Exercise
In the records that follow, show each line where the word "FOREST" is present.

Supplied information
------------------------------------------------
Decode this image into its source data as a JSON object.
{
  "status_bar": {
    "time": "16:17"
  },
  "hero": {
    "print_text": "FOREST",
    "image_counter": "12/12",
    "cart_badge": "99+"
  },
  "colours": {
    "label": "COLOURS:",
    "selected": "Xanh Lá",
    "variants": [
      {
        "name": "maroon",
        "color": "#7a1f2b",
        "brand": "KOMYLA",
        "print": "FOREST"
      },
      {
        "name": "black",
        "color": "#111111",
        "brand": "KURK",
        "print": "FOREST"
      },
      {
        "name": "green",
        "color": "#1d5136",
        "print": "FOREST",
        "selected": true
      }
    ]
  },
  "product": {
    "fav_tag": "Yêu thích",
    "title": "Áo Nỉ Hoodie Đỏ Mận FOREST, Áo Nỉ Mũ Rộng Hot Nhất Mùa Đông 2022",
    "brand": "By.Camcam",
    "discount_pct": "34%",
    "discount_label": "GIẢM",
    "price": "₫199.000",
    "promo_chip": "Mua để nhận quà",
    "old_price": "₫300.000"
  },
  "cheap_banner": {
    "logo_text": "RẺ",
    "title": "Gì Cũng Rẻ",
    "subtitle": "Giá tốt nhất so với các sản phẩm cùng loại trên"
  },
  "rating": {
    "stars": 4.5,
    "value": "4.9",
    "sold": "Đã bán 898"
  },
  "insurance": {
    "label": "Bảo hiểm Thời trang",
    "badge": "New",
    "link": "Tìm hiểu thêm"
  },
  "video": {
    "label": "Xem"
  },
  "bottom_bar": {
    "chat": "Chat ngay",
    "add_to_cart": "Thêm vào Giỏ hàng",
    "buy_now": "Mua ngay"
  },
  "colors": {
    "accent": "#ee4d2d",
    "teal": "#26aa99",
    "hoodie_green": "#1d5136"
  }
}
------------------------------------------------
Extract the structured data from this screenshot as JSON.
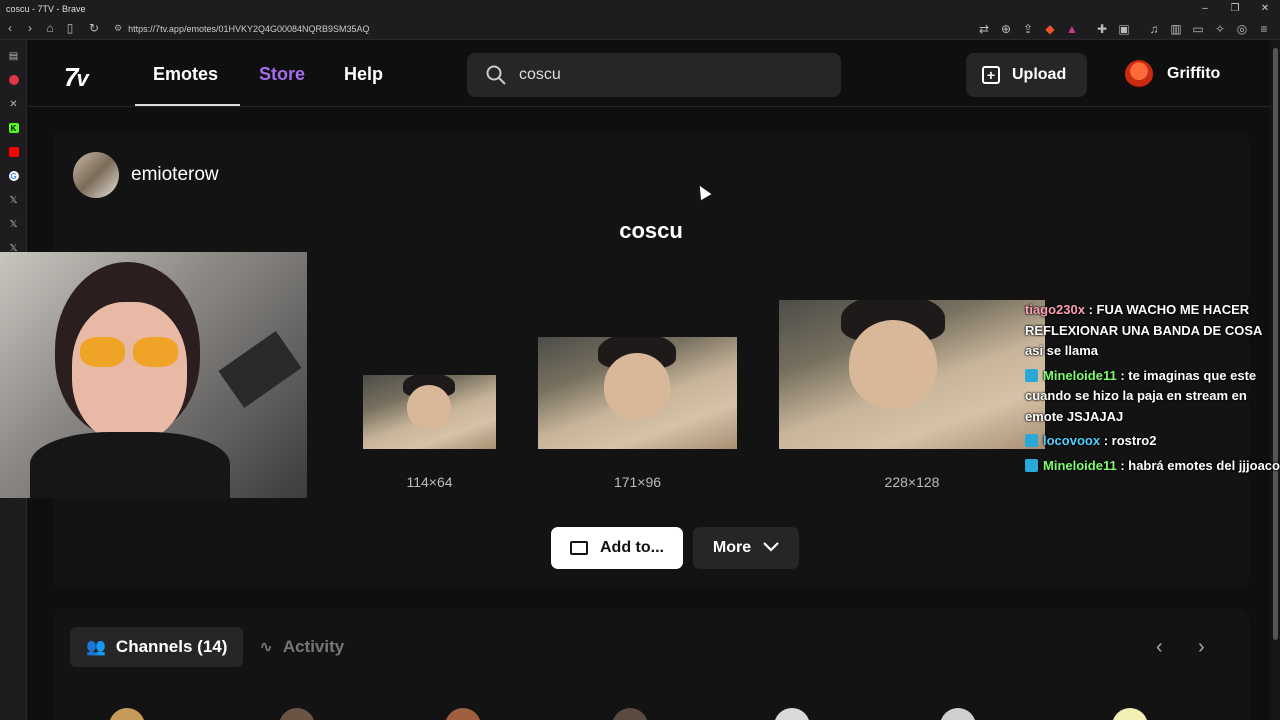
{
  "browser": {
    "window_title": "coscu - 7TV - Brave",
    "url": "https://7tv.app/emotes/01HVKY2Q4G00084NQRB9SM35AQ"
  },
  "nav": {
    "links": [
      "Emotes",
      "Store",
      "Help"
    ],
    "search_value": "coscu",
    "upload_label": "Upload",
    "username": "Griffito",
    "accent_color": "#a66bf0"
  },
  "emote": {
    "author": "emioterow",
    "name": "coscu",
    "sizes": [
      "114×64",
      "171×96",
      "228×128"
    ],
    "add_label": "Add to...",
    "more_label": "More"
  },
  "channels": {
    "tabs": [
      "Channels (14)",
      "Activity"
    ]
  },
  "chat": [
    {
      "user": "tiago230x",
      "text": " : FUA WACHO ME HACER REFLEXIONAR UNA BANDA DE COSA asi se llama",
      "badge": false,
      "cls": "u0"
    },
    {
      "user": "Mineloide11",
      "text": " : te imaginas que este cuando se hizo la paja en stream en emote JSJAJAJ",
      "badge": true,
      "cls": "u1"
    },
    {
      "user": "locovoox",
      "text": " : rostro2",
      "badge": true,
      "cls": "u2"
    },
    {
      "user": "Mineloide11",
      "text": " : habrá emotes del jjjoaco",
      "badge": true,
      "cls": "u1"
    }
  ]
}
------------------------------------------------
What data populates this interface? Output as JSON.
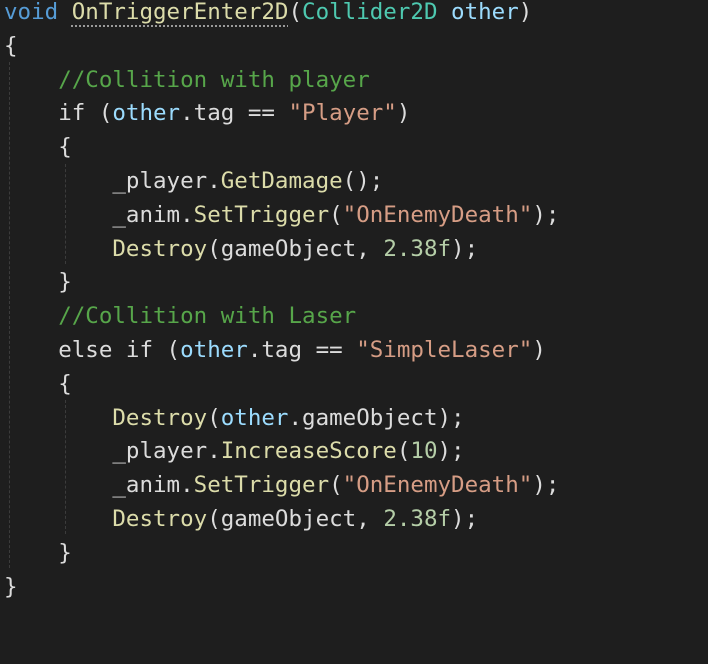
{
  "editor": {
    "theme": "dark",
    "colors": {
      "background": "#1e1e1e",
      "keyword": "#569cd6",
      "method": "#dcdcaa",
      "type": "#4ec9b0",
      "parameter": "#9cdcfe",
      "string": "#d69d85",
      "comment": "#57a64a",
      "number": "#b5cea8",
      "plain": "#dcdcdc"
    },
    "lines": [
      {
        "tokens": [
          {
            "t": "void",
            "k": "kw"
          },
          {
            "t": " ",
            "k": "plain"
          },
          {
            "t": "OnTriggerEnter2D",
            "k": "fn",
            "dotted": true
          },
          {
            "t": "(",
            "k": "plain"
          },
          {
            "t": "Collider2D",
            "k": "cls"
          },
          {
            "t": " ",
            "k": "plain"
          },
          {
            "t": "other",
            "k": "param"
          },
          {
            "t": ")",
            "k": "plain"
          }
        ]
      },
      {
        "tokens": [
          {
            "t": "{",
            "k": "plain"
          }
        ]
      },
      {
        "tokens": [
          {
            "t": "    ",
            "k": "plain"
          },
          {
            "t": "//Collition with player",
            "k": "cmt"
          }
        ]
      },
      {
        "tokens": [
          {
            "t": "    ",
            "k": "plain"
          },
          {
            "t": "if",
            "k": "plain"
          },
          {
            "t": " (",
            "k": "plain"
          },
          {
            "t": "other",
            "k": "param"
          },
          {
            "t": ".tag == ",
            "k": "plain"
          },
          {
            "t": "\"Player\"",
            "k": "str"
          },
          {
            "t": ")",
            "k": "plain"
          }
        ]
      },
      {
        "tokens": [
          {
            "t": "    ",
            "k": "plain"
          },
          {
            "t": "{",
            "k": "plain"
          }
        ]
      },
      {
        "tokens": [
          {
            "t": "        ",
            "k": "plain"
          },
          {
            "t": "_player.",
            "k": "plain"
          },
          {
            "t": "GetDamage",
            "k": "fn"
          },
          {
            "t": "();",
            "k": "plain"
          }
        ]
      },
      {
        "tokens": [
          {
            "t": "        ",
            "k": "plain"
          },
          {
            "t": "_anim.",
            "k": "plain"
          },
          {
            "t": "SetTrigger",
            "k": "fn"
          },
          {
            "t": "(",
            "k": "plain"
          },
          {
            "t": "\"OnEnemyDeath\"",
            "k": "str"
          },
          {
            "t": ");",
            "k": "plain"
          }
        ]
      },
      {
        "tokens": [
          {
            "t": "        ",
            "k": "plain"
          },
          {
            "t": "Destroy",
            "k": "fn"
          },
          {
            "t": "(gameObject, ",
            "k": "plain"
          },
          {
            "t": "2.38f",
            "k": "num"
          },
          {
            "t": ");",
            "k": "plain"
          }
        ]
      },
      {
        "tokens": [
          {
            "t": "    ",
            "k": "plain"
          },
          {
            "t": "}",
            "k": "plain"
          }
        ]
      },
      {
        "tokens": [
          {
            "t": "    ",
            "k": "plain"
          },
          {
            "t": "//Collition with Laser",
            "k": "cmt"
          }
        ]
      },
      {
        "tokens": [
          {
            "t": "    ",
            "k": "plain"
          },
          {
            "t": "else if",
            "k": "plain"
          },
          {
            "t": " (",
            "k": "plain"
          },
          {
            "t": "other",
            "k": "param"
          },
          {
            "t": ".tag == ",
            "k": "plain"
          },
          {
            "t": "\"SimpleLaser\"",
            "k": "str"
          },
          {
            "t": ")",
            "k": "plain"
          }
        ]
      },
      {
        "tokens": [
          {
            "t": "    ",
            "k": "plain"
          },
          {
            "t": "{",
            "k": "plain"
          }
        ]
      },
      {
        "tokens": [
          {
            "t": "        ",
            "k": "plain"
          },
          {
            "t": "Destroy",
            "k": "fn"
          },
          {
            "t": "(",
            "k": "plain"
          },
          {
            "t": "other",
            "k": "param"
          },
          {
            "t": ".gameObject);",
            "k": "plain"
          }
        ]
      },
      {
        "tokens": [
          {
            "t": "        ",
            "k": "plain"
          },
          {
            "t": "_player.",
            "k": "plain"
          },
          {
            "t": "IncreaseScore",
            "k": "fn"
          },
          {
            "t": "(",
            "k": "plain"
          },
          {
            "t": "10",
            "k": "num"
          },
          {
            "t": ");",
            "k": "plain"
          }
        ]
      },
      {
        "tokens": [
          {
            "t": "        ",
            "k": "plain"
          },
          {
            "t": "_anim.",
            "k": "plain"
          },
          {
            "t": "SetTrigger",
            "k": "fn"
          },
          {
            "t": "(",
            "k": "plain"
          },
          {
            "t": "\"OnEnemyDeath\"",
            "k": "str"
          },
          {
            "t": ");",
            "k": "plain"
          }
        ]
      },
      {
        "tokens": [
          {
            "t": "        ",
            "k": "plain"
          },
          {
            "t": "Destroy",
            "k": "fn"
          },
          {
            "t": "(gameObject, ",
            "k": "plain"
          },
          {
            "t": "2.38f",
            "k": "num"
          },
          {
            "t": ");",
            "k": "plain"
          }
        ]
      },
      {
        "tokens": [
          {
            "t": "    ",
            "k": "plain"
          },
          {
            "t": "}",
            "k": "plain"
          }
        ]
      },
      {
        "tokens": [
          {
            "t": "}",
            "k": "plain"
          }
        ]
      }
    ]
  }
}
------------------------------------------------
Reply to the exercise
    "print_text": "FOREST",
        "print": "FOREST"
        "print": "FOREST"
        "print": "FOREST",
    "title": "Áo Nỉ Hoodie Đỏ Mận FOREST, Áo Nỉ Mũ Rộng Hot Nhất Mùa Đông 2022",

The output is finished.